A report by the federal government found that endometriosis costs taxpayers $9.7 billion annually.
Two-thirds of that loss in productivity, the rest in healthcare costs. Obviously, people have to take time off work to deal with their symptoms,”Goggins said.
Ellie Angel-Mobbs, Ambassador for Endometriosis Australia, shared her experience when diagnosed with endometriosis.
I do live with debilitating pain. The pain for me is in my lower abdomen, and it constantly feels like someone stabbing me, especially on my right-hand side,”she said.
The good news is that the government is addressing endometriosis nationally through the National Action Plan For Endometriosis.
Research from Western Sydney University has found that sufferers can be forking out up to $30,000 per year.
New pelvic clinics have opened across Sydney, and funding has been allocated for trials at Western Sydney University into medicinal cannabis to help with pain relief.
Associate Professor Mike Armour, Western Sydney University, said:
Cannabis might be able to change some of those inflammatory markers because endometriosis is an inflammatory disease.”

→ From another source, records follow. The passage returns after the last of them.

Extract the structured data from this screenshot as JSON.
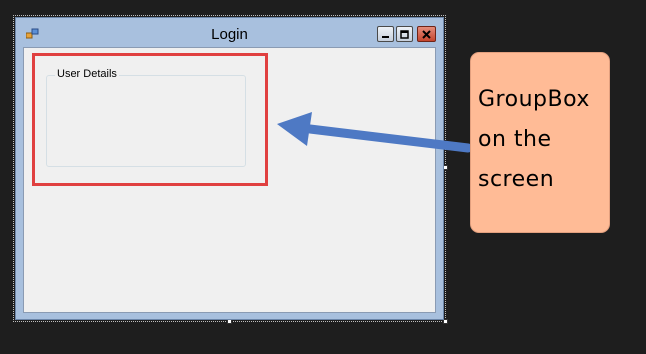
{
  "window": {
    "title": "Login",
    "controls": [
      "minimize",
      "maximize",
      "close"
    ]
  },
  "groupbox": {
    "legend": "User Details"
  },
  "annotation": {
    "lines": [
      "GroupBox",
      "on the",
      "screen"
    ],
    "callout_color": "#ffbb96",
    "highlight_color": "#e04040",
    "arrow_color": "#4e79c4"
  },
  "icons": {
    "app": "form-icon",
    "minimize": "minimize-icon",
    "maximize": "maximize-icon",
    "close": "close-icon"
  }
}
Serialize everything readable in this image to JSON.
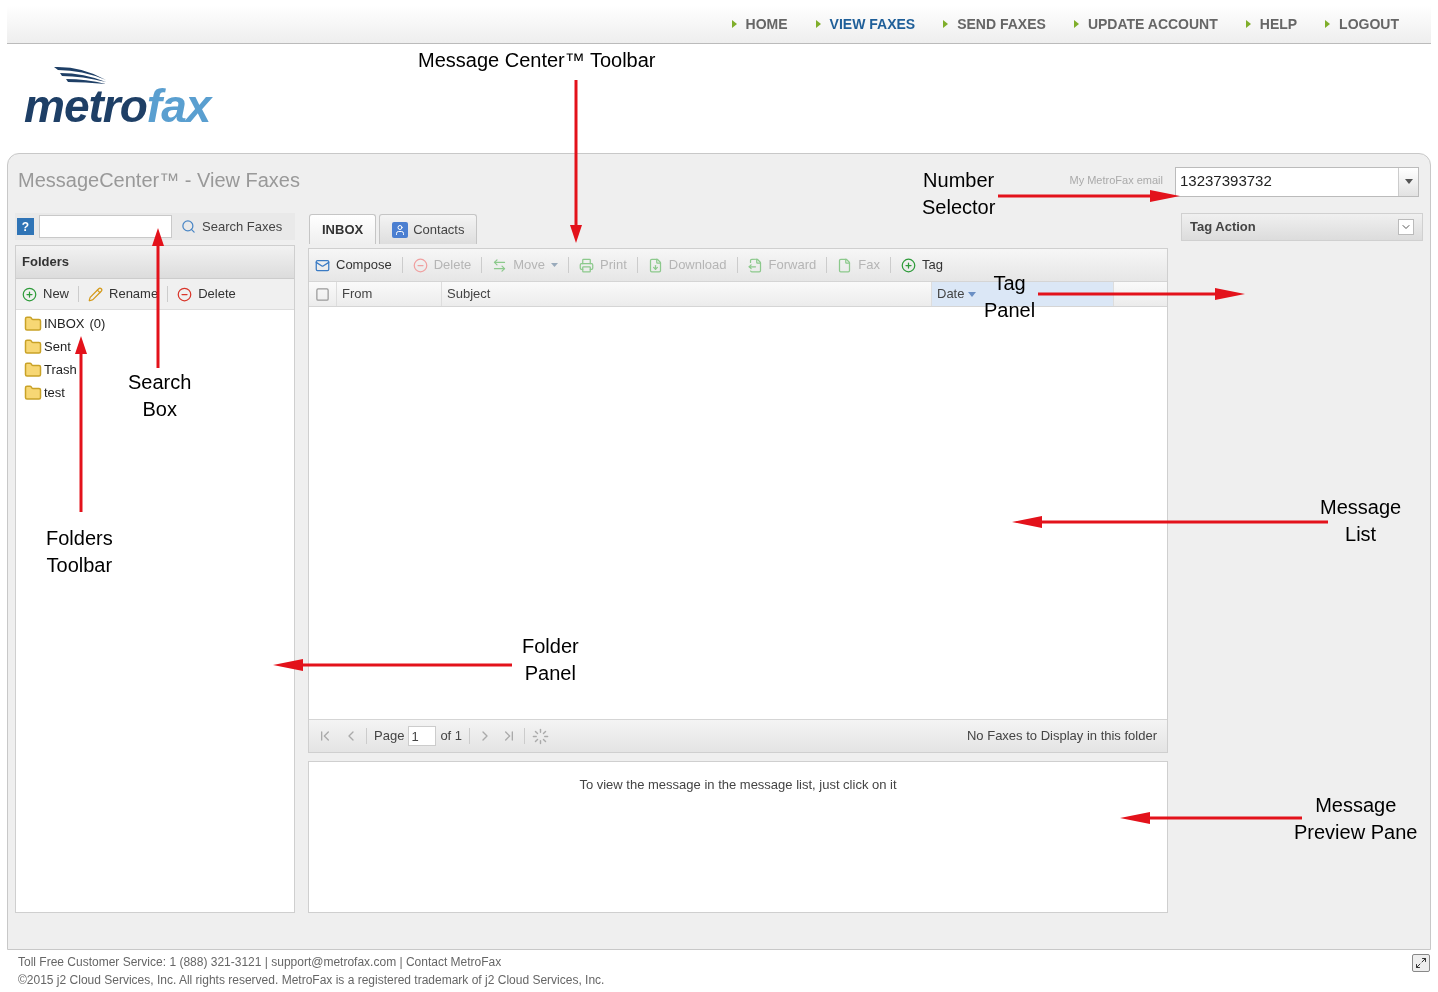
{
  "nav": [
    {
      "label": "HOME",
      "selected": false
    },
    {
      "label": "VIEW FAXES",
      "selected": true
    },
    {
      "label": "SEND FAXES",
      "selected": false
    },
    {
      "label": "UPDATE ACCOUNT",
      "selected": false
    },
    {
      "label": "HELP",
      "selected": false
    },
    {
      "label": "LOGOUT",
      "selected": false
    }
  ],
  "logo": {
    "first": "metro",
    "second": "fax"
  },
  "window": {
    "title": "MessageCenter™ - View Faxes"
  },
  "number_selector": {
    "label": "My MetroFax email",
    "value": "13237393732"
  },
  "search": {
    "help": "?",
    "button": "Search Faxes"
  },
  "folders": {
    "title": "Folders",
    "toolbar": [
      {
        "label": "New",
        "kind": "add"
      },
      {
        "label": "Rename",
        "kind": "rename"
      },
      {
        "label": "Delete",
        "kind": "delete"
      }
    ],
    "items": [
      {
        "label": "INBOX",
        "count": "(0)"
      },
      {
        "label": "Sent"
      },
      {
        "label": "Trash"
      },
      {
        "label": "test"
      }
    ]
  },
  "tabs": [
    {
      "label": "INBOX",
      "selected": true,
      "kind": "inbox"
    },
    {
      "label": "Contacts",
      "selected": false,
      "kind": "contacts"
    }
  ],
  "toolbar": [
    {
      "label": "Compose",
      "kind": "compose",
      "disabled": false
    },
    {
      "label": "Delete",
      "kind": "delete",
      "disabled": true
    },
    {
      "label": "Move",
      "kind": "move",
      "disabled": true
    },
    {
      "label": "Print",
      "kind": "print",
      "disabled": true
    },
    {
      "label": "Download",
      "kind": "download",
      "disabled": true
    },
    {
      "label": "Forward",
      "kind": "forward",
      "disabled": true
    },
    {
      "label": "Fax",
      "kind": "fax",
      "disabled": true
    },
    {
      "label": "Tag",
      "kind": "tag",
      "disabled": false
    }
  ],
  "table": {
    "select_all": {
      "checked": false
    },
    "columns": [
      {
        "label": "From",
        "sorted": false
      },
      {
        "label": "Subject",
        "sorted": false
      },
      {
        "label": "Date",
        "sorted": true
      }
    ]
  },
  "paging": {
    "page_label": "Page",
    "page": "1",
    "of": "of 1",
    "status": "No Faxes to Display in this folder"
  },
  "preview": {
    "text": "To view the message in the message list, just click on it"
  },
  "tag_panel": {
    "title": "Tag Action"
  },
  "footer": {
    "line1": "Toll Free Customer Service: 1 (888) 321-3121 | support@metrofax.com | Contact MetroFax",
    "line2": "©2015 j2 Cloud Services, Inc. All rights reserved. MetroFax is a registered trademark of j2 Cloud Services, Inc."
  },
  "annotations": [
    {
      "text": "Message Center™ Toolbar"
    },
    {
      "text": "Number\nSelector"
    },
    {
      "text": "Tag\nPanel"
    },
    {
      "text": "Search\nBox"
    },
    {
      "text": "Folders\nToolbar"
    },
    {
      "text": "Folder\nPanel"
    },
    {
      "text": "Message\nList"
    },
    {
      "text": "Message\nPreview Pane"
    }
  ]
}
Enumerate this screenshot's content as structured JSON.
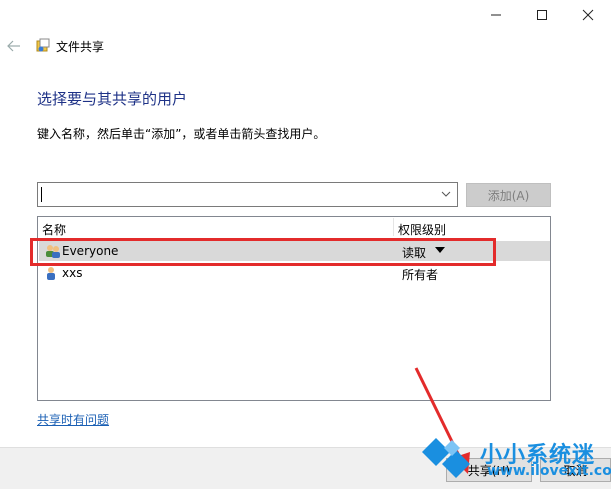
{
  "window": {
    "title": "文件共享",
    "controls": {
      "minimize": "—",
      "maximize": "☐",
      "close": "✕"
    }
  },
  "main": {
    "heading": "选择要与其共享的用户",
    "instruction": "键入名称，然后单击“添加”，或者单击箭头查找用户。",
    "name_input": {
      "value": "",
      "placeholder": ""
    },
    "add_button_label": "添加(A)",
    "table": {
      "columns": [
        "名称",
        "权限级别"
      ],
      "rows": [
        {
          "name": "Everyone",
          "permission": "读取",
          "selected": true
        },
        {
          "name": "xxs",
          "permission": "所有者",
          "selected": false
        }
      ]
    },
    "help_link": "共享时有问题"
  },
  "footer": {
    "share_button_label": "共享(H)",
    "cancel_button_label": "取消"
  },
  "watermark": {
    "brand": "小小系统迷",
    "url": "www.ilovexit.com"
  },
  "colors": {
    "heading": "#1e3287",
    "selection": "#d9d9d9",
    "annotation_red": "#e32b2b",
    "link": "#1a5fb4",
    "watermark_blue": "#1a8fe0"
  }
}
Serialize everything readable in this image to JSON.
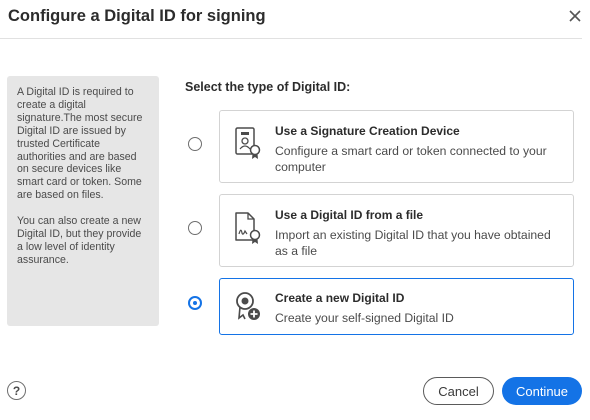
{
  "dialog": {
    "title": "Configure a Digital ID for signing",
    "close_icon": "close-icon"
  },
  "info_panel": {
    "paragraph_1": "A Digital ID is required to create a digital signature.The most secure Digital ID are issued by trusted Certificate authorities and are based on secure devices like smart card or token. Some are based on files.",
    "paragraph_2": "You can also create a new Digital ID, but they provide a low level of identity assurance."
  },
  "main": {
    "select_label": "Select the type of Digital ID:",
    "options": [
      {
        "title": "Use a Signature Creation Device",
        "description": "Configure a smart card or token connected to your computer",
        "icon": "signature-device-icon",
        "selected": false
      },
      {
        "title": "Use a Digital ID from a file",
        "description": "Import an existing Digital ID that you have obtained as a file",
        "icon": "digital-id-file-icon",
        "selected": false
      },
      {
        "title": "Create a new Digital ID",
        "description": "Create your self-signed Digital ID",
        "icon": "create-digital-id-icon",
        "selected": true
      }
    ]
  },
  "footer": {
    "help_label": "?",
    "cancel_label": "Cancel",
    "continue_label": "Continue"
  },
  "colors": {
    "accent": "#1473e6",
    "panel_bg": "#e6e6e6",
    "text": "#2c2c2c"
  }
}
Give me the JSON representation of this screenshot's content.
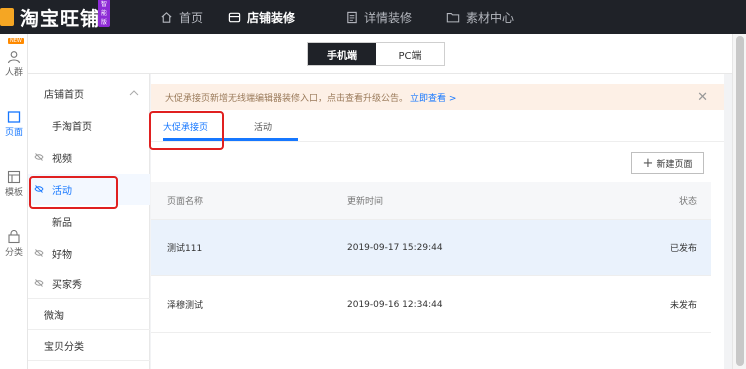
{
  "brand": {
    "name": "淘宝旺铺",
    "badge": "智能版"
  },
  "topnav": [
    {
      "label": "首页",
      "icon": "home-icon"
    },
    {
      "label": "店铺装修",
      "icon": "store-icon"
    },
    {
      "label": "详情装修",
      "icon": "document-icon"
    },
    {
      "label": "素材中心",
      "icon": "folder-icon"
    }
  ],
  "rail": {
    "new_badge": "NEW",
    "items": [
      {
        "label": "人群",
        "icon": "user-icon"
      },
      {
        "label": "页面",
        "icon": "page-icon"
      },
      {
        "label": "模板",
        "icon": "template-icon"
      },
      {
        "label": "分类",
        "icon": "category-icon"
      }
    ]
  },
  "device_toggle": {
    "mobile": "手机端",
    "pc": "PC端"
  },
  "sidebar": [
    {
      "label": "店铺首页"
    },
    {
      "label": "手淘首页"
    },
    {
      "label": "视频"
    },
    {
      "label": "活动"
    },
    {
      "label": "新品"
    },
    {
      "label": "好物"
    },
    {
      "label": "买家秀"
    },
    {
      "label": "微淘"
    },
    {
      "label": "宝贝分类"
    }
  ],
  "notice": {
    "text": "大促承接页新增无线端编辑器装修入口，点击查看升级公告。",
    "link": "立即查看 >"
  },
  "tabs": [
    {
      "label": "大促承接页"
    },
    {
      "label": "活动"
    }
  ],
  "new_page_button": "新建页面",
  "table": {
    "headers": {
      "name": "页面名称",
      "time": "更新时间",
      "status": "状态"
    },
    "rows": [
      {
        "name": "测试111",
        "time": "2019-09-17 15:29:44",
        "status": "已发布"
      },
      {
        "name": "泽穆测试",
        "time": "2019-09-16 12:34:44",
        "status": "未发布"
      }
    ]
  }
}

Hosted by Sacha Barbour, This Arvo in Sydney is a 10 to 12 minute daily news podcast made just for Sydney! Listen now on the Listnr app.